─── Provided entries ───
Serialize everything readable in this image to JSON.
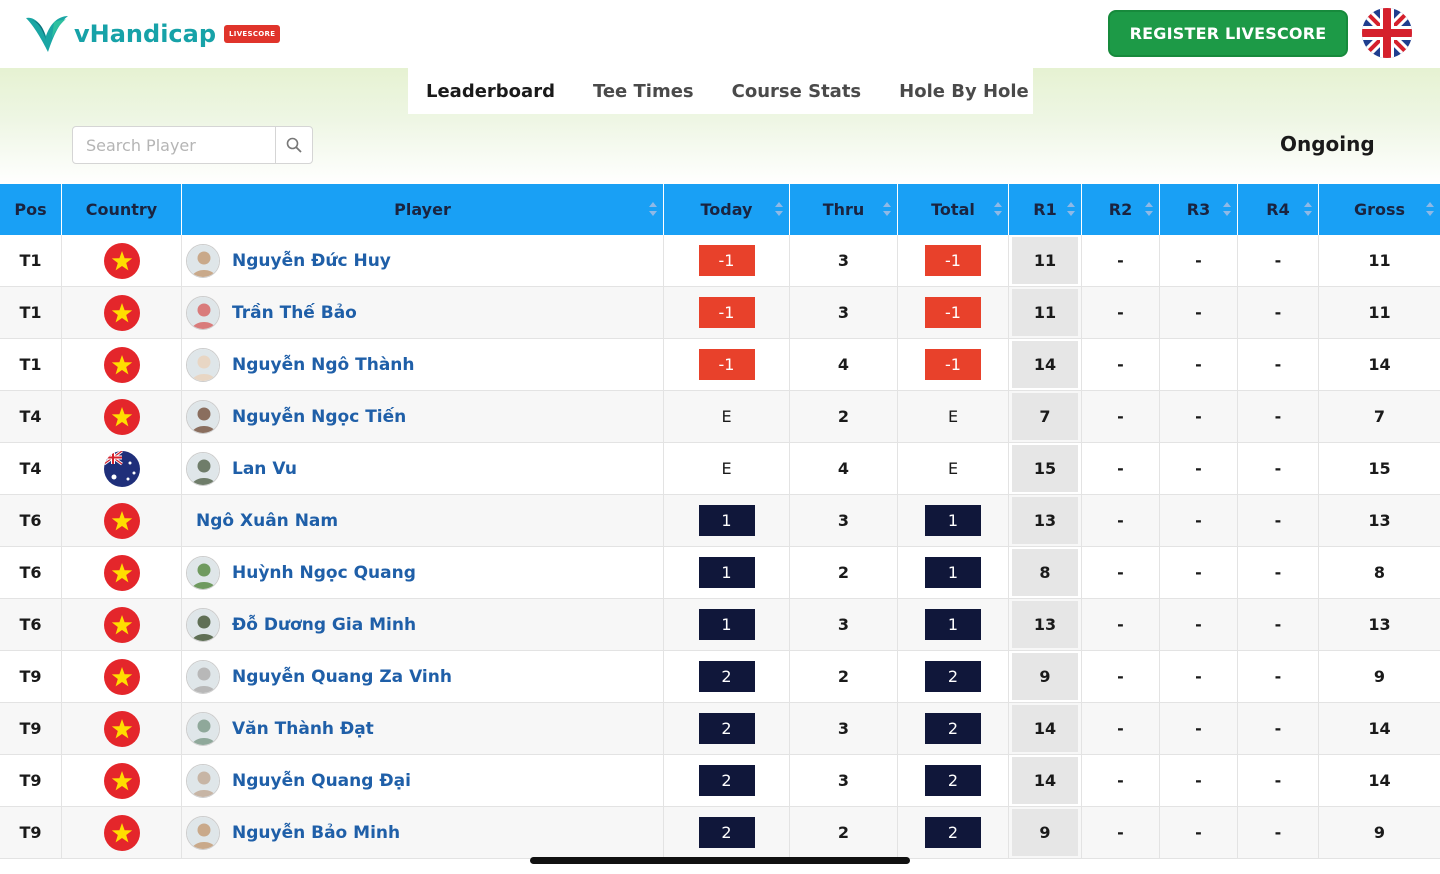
{
  "header": {
    "logo_text": "vHandicap",
    "logo_badge": "LIVESCORE",
    "register_label": "REGISTER LIVESCORE",
    "language_flag": "uk-flag-icon"
  },
  "tabs": [
    {
      "label": "Leaderboard",
      "active": true
    },
    {
      "label": "Tee Times",
      "active": false
    },
    {
      "label": "Course Stats",
      "active": false
    },
    {
      "label": "Hole By Hole",
      "active": false
    }
  ],
  "search": {
    "placeholder": "Search Player",
    "value": "",
    "icon": "search-icon"
  },
  "status": "Ongoing",
  "colors": {
    "header_bg": "#19a0f5",
    "under_par": "#e8412b",
    "over_par": "#10173a",
    "register": "#1d9a47",
    "player_link": "#1f5fa8"
  },
  "table": {
    "columns": [
      "Pos",
      "Country",
      "Player",
      "Today",
      "Thru",
      "Total",
      "R1",
      "R2",
      "R3",
      "R4",
      "Gross"
    ],
    "rows": [
      {
        "pos": "T1",
        "country": "vn",
        "player": "Nguyễn Đức Huy",
        "avatar": true,
        "today": "-1",
        "thru": "3",
        "total": "-1",
        "r1": "11",
        "r2": "-",
        "r3": "-",
        "r4": "-",
        "gross": "11"
      },
      {
        "pos": "T1",
        "country": "vn",
        "player": "Trần Thế Bảo",
        "avatar": true,
        "today": "-1",
        "thru": "3",
        "total": "-1",
        "r1": "11",
        "r2": "-",
        "r3": "-",
        "r4": "-",
        "gross": "11"
      },
      {
        "pos": "T1",
        "country": "vn",
        "player": "Nguyễn Ngô Thành",
        "avatar": true,
        "today": "-1",
        "thru": "4",
        "total": "-1",
        "r1": "14",
        "r2": "-",
        "r3": "-",
        "r4": "-",
        "gross": "14"
      },
      {
        "pos": "T4",
        "country": "vn",
        "player": "Nguyễn Ngọc Tiến",
        "avatar": true,
        "today": "E",
        "thru": "2",
        "total": "E",
        "r1": "7",
        "r2": "-",
        "r3": "-",
        "r4": "-",
        "gross": "7"
      },
      {
        "pos": "T4",
        "country": "au",
        "player": "Lan Vu",
        "avatar": true,
        "today": "E",
        "thru": "4",
        "total": "E",
        "r1": "15",
        "r2": "-",
        "r3": "-",
        "r4": "-",
        "gross": "15"
      },
      {
        "pos": "T6",
        "country": "vn",
        "player": "Ngô Xuân Nam",
        "avatar": false,
        "today": "1",
        "thru": "3",
        "total": "1",
        "r1": "13",
        "r2": "-",
        "r3": "-",
        "r4": "-",
        "gross": "13"
      },
      {
        "pos": "T6",
        "country": "vn",
        "player": "Huỳnh Ngọc Quang",
        "avatar": true,
        "today": "1",
        "thru": "2",
        "total": "1",
        "r1": "8",
        "r2": "-",
        "r3": "-",
        "r4": "-",
        "gross": "8"
      },
      {
        "pos": "T6",
        "country": "vn",
        "player": "Đỗ Dương Gia Minh",
        "avatar": true,
        "today": "1",
        "thru": "3",
        "total": "1",
        "r1": "13",
        "r2": "-",
        "r3": "-",
        "r4": "-",
        "gross": "13"
      },
      {
        "pos": "T9",
        "country": "vn",
        "player": "Nguyễn Quang Za Vinh",
        "avatar": true,
        "today": "2",
        "thru": "2",
        "total": "2",
        "r1": "9",
        "r2": "-",
        "r3": "-",
        "r4": "-",
        "gross": "9"
      },
      {
        "pos": "T9",
        "country": "vn",
        "player": "Văn Thành Đạt",
        "avatar": true,
        "today": "2",
        "thru": "3",
        "total": "2",
        "r1": "14",
        "r2": "-",
        "r3": "-",
        "r4": "-",
        "gross": "14"
      },
      {
        "pos": "T9",
        "country": "vn",
        "player": "Nguyễn Quang Đại",
        "avatar": true,
        "today": "2",
        "thru": "3",
        "total": "2",
        "r1": "14",
        "r2": "-",
        "r3": "-",
        "r4": "-",
        "gross": "14"
      },
      {
        "pos": "T9",
        "country": "vn",
        "player": "Nguyễn Bảo Minh",
        "avatar": true,
        "today": "2",
        "thru": "2",
        "total": "2",
        "r1": "9",
        "r2": "-",
        "r3": "-",
        "r4": "-",
        "gross": "9"
      }
    ]
  }
}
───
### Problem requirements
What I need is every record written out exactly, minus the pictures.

### Response to this exercise
Serialize everything readable in this image to JSON.
{
  "header": {
    "logo_text": "vHandicap",
    "logo_badge": "LIVESCORE",
    "register_label": "REGISTER LIVESCORE",
    "language_flag": "uk-flag-icon"
  },
  "tabs": [
    {
      "label": "Leaderboard",
      "active": true
    },
    {
      "label": "Tee Times",
      "active": false
    },
    {
      "label": "Course Stats",
      "active": false
    },
    {
      "label": "Hole By Hole",
      "active": false
    }
  ],
  "search": {
    "placeholder": "Search Player",
    "value": "",
    "icon": "search-icon"
  },
  "status": "Ongoing",
  "colors": {
    "header_bg": "#19a0f5",
    "under_par": "#e8412b",
    "over_par": "#10173a",
    "register": "#1d9a47",
    "player_link": "#1f5fa8"
  },
  "table": {
    "columns": [
      "Pos",
      "Country",
      "Player",
      "Today",
      "Thru",
      "Total",
      "R1",
      "R2",
      "R3",
      "R4",
      "Gross"
    ],
    "rows": [
      {
        "pos": "T1",
        "country": "vn",
        "player": "Nguyễn Đức Huy",
        "avatar": true,
        "today": "-1",
        "thru": "3",
        "total": "-1",
        "r1": "11",
        "r2": "-",
        "r3": "-",
        "r4": "-",
        "gross": "11"
      },
      {
        "pos": "T1",
        "country": "vn",
        "player": "Trần Thế Bảo",
        "avatar": true,
        "today": "-1",
        "thru": "3",
        "total": "-1",
        "r1": "11",
        "r2": "-",
        "r3": "-",
        "r4": "-",
        "gross": "11"
      },
      {
        "pos": "T1",
        "country": "vn",
        "player": "Nguyễn Ngô Thành",
        "avatar": true,
        "today": "-1",
        "thru": "4",
        "total": "-1",
        "r1": "14",
        "r2": "-",
        "r3": "-",
        "r4": "-",
        "gross": "14"
      },
      {
        "pos": "T4",
        "country": "vn",
        "player": "Nguyễn Ngọc Tiến",
        "avatar": true,
        "today": "E",
        "thru": "2",
        "total": "E",
        "r1": "7",
        "r2": "-",
        "r3": "-",
        "r4": "-",
        "gross": "7"
      },
      {
        "pos": "T4",
        "country": "au",
        "player": "Lan Vu",
        "avatar": true,
        "today": "E",
        "thru": "4",
        "total": "E",
        "r1": "15",
        "r2": "-",
        "r3": "-",
        "r4": "-",
        "gross": "15"
      },
      {
        "pos": "T6",
        "country": "vn",
        "player": "Ngô Xuân Nam",
        "avatar": false,
        "today": "1",
        "thru": "3",
        "total": "1",
        "r1": "13",
        "r2": "-",
        "r3": "-",
        "r4": "-",
        "gross": "13"
      },
      {
        "pos": "T6",
        "country": "vn",
        "player": "Huỳnh Ngọc Quang",
        "avatar": true,
        "today": "1",
        "thru": "2",
        "total": "1",
        "r1": "8",
        "r2": "-",
        "r3": "-",
        "r4": "-",
        "gross": "8"
      },
      {
        "pos": "T6",
        "country": "vn",
        "player": "Đỗ Dương Gia Minh",
        "avatar": true,
        "today": "1",
        "thru": "3",
        "total": "1",
        "r1": "13",
        "r2": "-",
        "r3": "-",
        "r4": "-",
        "gross": "13"
      },
      {
        "pos": "T9",
        "country": "vn",
        "player": "Nguyễn Quang Za Vinh",
        "avatar": true,
        "today": "2",
        "thru": "2",
        "total": "2",
        "r1": "9",
        "r2": "-",
        "r3": "-",
        "r4": "-",
        "gross": "9"
      },
      {
        "pos": "T9",
        "country": "vn",
        "player": "Văn Thành Đạt",
        "avatar": true,
        "today": "2",
        "thru": "3",
        "total": "2",
        "r1": "14",
        "r2": "-",
        "r3": "-",
        "r4": "-",
        "gross": "14"
      },
      {
        "pos": "T9",
        "country": "vn",
        "player": "Nguyễn Quang Đại",
        "avatar": true,
        "today": "2",
        "thru": "3",
        "total": "2",
        "r1": "14",
        "r2": "-",
        "r3": "-",
        "r4": "-",
        "gross": "14"
      },
      {
        "pos": "T9",
        "country": "vn",
        "player": "Nguyễn Bảo Minh",
        "avatar": true,
        "today": "2",
        "thru": "2",
        "total": "2",
        "r1": "9",
        "r2": "-",
        "r3": "-",
        "r4": "-",
        "gross": "9"
      }
    ]
  }
}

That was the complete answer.